- _ASSIGNMENT_
Each line with the word "title" must appear in the answer, copied from the records.

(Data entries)
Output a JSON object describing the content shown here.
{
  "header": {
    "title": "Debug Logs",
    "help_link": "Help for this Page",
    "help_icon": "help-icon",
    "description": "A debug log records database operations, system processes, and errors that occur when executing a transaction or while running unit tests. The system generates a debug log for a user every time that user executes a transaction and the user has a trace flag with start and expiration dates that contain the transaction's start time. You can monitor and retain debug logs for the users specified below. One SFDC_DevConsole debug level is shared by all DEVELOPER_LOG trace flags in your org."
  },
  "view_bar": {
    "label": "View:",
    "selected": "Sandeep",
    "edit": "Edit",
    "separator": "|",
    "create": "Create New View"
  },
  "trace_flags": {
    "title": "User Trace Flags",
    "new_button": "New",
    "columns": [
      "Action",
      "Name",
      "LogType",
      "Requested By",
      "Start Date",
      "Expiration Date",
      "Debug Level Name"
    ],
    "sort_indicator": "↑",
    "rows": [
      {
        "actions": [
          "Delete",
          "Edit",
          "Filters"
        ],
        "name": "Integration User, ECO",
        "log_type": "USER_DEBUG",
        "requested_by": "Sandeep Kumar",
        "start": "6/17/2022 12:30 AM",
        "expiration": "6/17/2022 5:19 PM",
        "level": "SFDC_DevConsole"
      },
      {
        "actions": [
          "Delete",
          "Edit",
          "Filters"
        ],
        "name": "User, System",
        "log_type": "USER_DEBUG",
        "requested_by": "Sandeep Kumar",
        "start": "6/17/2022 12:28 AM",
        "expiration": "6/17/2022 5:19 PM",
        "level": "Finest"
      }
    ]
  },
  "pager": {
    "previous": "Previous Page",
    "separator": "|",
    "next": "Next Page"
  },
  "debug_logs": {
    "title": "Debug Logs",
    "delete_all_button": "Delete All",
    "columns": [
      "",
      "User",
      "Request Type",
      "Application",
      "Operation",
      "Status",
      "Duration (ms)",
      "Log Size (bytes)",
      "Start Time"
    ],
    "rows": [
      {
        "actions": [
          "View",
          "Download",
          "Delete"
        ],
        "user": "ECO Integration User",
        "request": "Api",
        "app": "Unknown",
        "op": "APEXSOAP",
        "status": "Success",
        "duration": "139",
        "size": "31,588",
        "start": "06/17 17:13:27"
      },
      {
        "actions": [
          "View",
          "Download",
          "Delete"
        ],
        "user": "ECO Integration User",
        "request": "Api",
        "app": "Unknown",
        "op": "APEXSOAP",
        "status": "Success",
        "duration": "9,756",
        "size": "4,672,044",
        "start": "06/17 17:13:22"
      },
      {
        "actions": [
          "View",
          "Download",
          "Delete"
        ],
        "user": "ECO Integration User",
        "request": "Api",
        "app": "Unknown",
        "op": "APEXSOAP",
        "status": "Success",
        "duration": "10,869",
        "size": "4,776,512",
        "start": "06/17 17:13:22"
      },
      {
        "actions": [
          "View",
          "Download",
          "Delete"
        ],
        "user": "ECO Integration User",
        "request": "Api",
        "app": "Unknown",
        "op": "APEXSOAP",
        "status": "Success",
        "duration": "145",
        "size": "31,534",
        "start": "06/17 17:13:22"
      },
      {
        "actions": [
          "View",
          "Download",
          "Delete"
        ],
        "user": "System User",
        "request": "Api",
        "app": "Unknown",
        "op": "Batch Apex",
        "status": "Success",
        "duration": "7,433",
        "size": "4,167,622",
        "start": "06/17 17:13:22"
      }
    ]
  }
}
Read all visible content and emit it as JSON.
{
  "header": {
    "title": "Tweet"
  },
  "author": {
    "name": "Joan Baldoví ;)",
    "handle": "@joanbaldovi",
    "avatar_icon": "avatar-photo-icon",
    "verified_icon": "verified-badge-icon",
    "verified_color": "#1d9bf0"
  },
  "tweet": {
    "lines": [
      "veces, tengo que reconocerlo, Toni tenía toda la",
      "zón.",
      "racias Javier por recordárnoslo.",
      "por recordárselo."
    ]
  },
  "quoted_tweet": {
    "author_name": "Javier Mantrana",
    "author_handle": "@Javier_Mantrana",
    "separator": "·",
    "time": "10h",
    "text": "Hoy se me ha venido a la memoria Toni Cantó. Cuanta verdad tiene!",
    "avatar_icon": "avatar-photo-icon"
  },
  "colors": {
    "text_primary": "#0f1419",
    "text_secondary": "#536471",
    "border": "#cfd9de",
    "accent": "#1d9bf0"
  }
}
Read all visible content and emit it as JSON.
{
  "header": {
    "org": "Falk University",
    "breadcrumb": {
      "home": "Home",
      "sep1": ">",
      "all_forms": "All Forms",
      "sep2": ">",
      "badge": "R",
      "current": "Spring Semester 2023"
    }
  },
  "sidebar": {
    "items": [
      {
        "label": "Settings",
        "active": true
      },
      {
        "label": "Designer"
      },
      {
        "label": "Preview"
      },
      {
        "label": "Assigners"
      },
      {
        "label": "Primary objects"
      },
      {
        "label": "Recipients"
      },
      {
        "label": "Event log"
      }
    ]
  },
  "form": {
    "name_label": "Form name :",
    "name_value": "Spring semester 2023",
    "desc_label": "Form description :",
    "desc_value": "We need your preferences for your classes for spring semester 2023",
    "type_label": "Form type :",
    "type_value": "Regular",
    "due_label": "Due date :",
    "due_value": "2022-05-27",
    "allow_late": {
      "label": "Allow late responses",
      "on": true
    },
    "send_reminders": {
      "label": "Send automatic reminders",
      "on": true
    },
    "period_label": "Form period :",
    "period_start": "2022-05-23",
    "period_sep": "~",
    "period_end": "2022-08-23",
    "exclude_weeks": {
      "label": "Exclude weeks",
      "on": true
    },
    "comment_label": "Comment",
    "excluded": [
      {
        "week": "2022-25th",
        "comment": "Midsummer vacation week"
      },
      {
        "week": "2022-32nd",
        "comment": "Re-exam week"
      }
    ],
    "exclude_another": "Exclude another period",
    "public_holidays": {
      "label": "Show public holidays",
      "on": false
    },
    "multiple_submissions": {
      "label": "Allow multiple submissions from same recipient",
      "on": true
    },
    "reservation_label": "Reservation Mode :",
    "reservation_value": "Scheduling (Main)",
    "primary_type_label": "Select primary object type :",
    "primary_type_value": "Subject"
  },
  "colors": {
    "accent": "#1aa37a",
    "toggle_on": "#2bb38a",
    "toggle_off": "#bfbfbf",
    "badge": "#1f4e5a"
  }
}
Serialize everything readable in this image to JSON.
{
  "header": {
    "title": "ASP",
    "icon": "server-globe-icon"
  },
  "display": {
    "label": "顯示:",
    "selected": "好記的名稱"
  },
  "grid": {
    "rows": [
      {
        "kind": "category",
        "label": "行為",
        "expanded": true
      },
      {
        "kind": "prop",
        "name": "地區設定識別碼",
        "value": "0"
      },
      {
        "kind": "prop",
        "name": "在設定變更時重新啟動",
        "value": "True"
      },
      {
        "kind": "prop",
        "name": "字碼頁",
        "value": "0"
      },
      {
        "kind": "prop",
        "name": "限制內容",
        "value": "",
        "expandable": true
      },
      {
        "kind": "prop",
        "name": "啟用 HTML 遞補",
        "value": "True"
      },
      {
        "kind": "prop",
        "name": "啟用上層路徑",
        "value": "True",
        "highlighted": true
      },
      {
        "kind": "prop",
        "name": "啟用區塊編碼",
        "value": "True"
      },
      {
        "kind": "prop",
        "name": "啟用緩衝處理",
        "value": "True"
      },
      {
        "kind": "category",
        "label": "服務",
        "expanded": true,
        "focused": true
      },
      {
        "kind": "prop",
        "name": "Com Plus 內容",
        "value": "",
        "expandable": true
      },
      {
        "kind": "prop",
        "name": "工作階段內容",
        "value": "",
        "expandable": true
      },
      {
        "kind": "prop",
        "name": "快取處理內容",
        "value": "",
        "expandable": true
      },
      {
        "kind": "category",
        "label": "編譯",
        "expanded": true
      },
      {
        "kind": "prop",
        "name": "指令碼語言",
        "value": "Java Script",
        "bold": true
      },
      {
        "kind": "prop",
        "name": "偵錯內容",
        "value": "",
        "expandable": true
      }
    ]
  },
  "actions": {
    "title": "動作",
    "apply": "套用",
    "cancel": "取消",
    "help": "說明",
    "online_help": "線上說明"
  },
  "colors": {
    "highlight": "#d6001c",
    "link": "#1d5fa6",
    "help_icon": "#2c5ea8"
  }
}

- _TASK ANSWER_
    "title": "Debug Logs",
    "title": "User Trace Flags",
    "title": "Debug Logs",
    "title": "Tweet"
    "title": "ASP",
    "title": "動作",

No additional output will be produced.